Oscar Isaacs, as Llewyn Davis, is on-screen for almost the full length of the film. It’s a difficult role, as Llewyn remains aloof, cut off from his friends, and difficult to get on with. He takes his music seriously and wants others to take him seriously as a musician. On paper, Llewyn’s character doesn’t seem appealable, but Isaacs makes him likeable. It’s a great performance, matched by the excellent supporting cast.

The album cover of The Freewheelin’ Bob Dylan, in which Don Hunstein photographed Suze Rotolo, Dylan’s girlfriend, clinging to Dylan as they walk through New York’s wintry West Village, inspired the film’s distinctive look. DOP Bruno Delbonnel employs a colour palette consisting mostly of a range of greys, emphasising the bleak atmosphere in which Llewyn lives.

T-Bone Burnett scored a major hit in assembling bluegrass musicians for O Brother, Where Art Thou? Here, Burnett and the Coen brothers turn to the American folk revival. The film strips the music of its associations with left-wing politics. The songs sound wonderful, but their lyrical content is questionable. One wonders what the songs mean. “You might have heard it before. It’s not new and it never gets old and it’s a folk song,” says Llewyn. He sings well, he sings passionately, but, really, what is the point of depoliticized folk music? Dylan went electric, and folk music faded from pop culture.

Folk music provides an apt area for the Coen brothers to tell their story. Folk songs, as a medium, seem lost in 1960s New York. A rendition of “The Auld Triangle” by four men clad in Aran sweaters in the Gasoline Café highlights this. Their appearance is comic. Their apparel and their music are out of sync with the broader social changes hinted at in the film. Producer Bud Grossman (F Murray Abraham) “sees very little money” in what Llewyn has to offer as a musician.

What matters in folk music, it seems, is not so much the meaning of the lyrics and the origins of the songs, but the quality of the performance, the singing and the musicianship. In this way, folk music provides an apt analogy to the success of the Coen brothers, whose movies are frequently self-referential in setting out the import of the story they tell. They usually send up their stories as being just for the sake of telling an amusing story. The Big Lebowski features The Stranger telling a tale about the Dude. In Burn after Reading, the CIA are quite unsure what to take from the events reported to them. Inside Llewyn Davis features Ulysses, a cat that escapes from an apartment in which Llewyn stays. The cat’s reappearance links certain scenes and events, but one probably shouldn’t read too much into it.

Circular and serendipitous, Inside Llewyn Davis is a gentler, yet no less accomplished, addition to the Coen brothers’ body of work, which continues to evoke admiration.

John Moran

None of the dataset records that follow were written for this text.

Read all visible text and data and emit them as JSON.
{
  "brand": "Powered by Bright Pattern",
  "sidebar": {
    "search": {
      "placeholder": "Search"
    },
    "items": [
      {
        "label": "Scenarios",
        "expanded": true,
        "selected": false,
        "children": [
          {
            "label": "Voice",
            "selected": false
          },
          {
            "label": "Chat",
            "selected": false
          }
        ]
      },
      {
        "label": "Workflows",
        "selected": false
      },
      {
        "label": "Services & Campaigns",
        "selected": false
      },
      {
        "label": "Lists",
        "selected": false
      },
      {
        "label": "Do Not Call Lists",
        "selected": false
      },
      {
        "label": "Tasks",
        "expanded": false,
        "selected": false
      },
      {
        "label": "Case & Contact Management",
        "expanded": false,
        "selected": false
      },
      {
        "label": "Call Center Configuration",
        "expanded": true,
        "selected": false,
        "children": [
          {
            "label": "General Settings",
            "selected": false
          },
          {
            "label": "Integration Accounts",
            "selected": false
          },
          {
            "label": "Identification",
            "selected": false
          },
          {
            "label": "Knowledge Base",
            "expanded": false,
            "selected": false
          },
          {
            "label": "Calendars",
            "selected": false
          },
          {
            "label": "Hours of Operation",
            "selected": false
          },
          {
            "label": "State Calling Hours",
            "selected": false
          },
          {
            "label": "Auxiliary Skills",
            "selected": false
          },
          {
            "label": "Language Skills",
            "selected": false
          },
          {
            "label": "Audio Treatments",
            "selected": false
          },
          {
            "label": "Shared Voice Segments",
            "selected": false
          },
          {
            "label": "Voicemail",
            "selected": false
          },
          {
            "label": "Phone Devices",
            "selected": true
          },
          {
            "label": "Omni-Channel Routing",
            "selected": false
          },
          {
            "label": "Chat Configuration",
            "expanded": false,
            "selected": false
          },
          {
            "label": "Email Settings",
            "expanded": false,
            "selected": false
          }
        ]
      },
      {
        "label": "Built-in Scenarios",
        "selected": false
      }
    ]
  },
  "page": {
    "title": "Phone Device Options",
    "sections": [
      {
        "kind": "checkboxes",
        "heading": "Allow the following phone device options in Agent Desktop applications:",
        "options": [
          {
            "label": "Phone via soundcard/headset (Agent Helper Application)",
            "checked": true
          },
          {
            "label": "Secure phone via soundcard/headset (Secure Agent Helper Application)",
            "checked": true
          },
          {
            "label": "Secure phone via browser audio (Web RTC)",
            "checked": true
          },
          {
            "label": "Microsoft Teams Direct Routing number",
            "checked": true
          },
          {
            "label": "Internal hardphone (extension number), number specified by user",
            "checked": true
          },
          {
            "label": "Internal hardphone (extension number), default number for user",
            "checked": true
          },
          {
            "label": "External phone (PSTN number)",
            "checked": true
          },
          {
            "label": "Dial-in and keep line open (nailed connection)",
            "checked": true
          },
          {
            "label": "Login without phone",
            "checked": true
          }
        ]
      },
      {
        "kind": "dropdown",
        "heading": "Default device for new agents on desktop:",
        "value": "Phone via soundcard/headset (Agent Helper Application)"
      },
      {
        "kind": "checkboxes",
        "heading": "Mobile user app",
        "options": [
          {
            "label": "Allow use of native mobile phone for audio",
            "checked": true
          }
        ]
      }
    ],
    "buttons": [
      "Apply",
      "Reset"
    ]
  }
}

15A (See IFCO for details)
104  mins
Inside Llewyn Davis is released on 24th January 2014

Inside Llewyn Davis – Official Website


Cinema Review: American Hustle

Christian Bale;Jeremy Renner;Bradley Cooper

Dir: David O’Russell Wri: Eric Singer, David O. Russell Pro: Megan Ellison, Jonathan Gordon,Charles Roven, Richard Suckle  DOP: Linus Sandgren  ED: Alan Baumgarten, Jay Cassidy, Crispin Struthers DES: Judy Becker • MUS: Danny Elfman • CAST: Christian Bale, Jeremy Renner, Jennifer Lawrence, Amy Adams, Bradley Cooper

American Hustle, David O Russell’s most entertaining film to date, joins cinema’s complement of classic con movies. It’s a tour de force that delivers on all levels.

Christian Bale and Amy Adams play two con artists who become embroiled in the attempts of FBI agent Bradley Cooper, in late 1970s post-Watergate America, to catch  bigger fish. A rollicking tale unfolds as Cooper sets his sights ever higher.

The pleasures are principally in the playing. Since Flirting with Disaster (1996), Russell has proved himself a master of ensemble movies. Here he brings together some of Hollywood’s hottest stars.

Jennifer Lawrence (The Hunger Games) won an Oscar in Russell’s Silver Linings Playbook, and here, playing Bale’s wife, she somehow manages to steal the film from its glittering cast. She sizzles with sexiness and garners some of the film’s biggest laughs, while conveying a vulnerability and desperation that make her Rosalyn a most memorable character.

Bradley Cooper (The Hangover) takes on a less complex role than he had opposite Lawrence in Silver Linings, but is no less impressive for it. His fast-talking fed becomes increasingly obsessed with his elaborate project, and Cooper convinces.

Christian Bale lost much weight in his Oscar-winning turn in Russell’s The Fighter.  In American Hustle, his balding grifter sports a beer belly and ’70s beard and moustache. His comb-over provides the film’s opening gags, while his fastidious grooming prefigures his character’s attention to detail in the art of the con, in making people believe what they want to believe.

Amy Adams, also Oscar-nominated for The Fighter, holds her own against Bale and Cooper, as her character’s affections appear to move from one to the other. Her character’s journey proves the most emotionally complex as she constantly hides her true feelings. It’s the kind of role that Adams excels in.

David O Russell may rank as one of the leading talents working in contemporary American cinema. American Hustle boasts an attractive cast and, as a caper, it should draw bigger audiences than his more serious recent efforts, tackling mental illness in Silver Linings Playbook and drug addiction in The Fighter. His approach resembles that of Alexander Payne, more literate than cinematic, relying on excellent writing and brilliant performances.

American Hustle features cracking dialogue, an enjoyable plot and great acting, but Russell’s handling is highly derivative. The film’s structure, with its use of voiceover narration and flashbacks, resembles that of GoodFellas, and Russell’s camerawork and jump cutting are also Scorsesian. Robert DeNiro has an effective cameo as Victor Tellegio, a mafioso, and even Jeremy Renner channels Joe Pesci’s hairstyle from GoodFellas. Francis Ford Coppola said his father used to have a good slogan, “Steal from the best,” and Russell appears to be following such advice in adopting a style that’s not his own.

Still, American Hustle ranks as one of the great con movies. The introduction – “some of this actually happened” – recalls the opening of Butch Cassidy and the Sundance Kid (1969):  “Not that it matters, but most of what follows is true.” Its director, George Roy Hill, later made The Sting (1973), which had a roguish charm that cheerily conned its audiences.  Martin Scorsese co-produced The Grifters (1990), with Anjelica Huston and John Cusack, in which Huston played an older female con artist who rethinks her life when her son suffers an injury in a small-scale scam. American Hustle successfully blends the darker elements of the later film with the eagerness to please and entertain that made the earlier film an Oscar success and a box office-smash, descriptions that Russell’s film may also steal.

American Hustle is a first class caper, but don’t let it con you into thinking that Russell has discovered his own original style.

John Moran

15A (See IFCO for details)

137  mins

American Hustle is released on 3rd January 2014

American Hustle – Official Website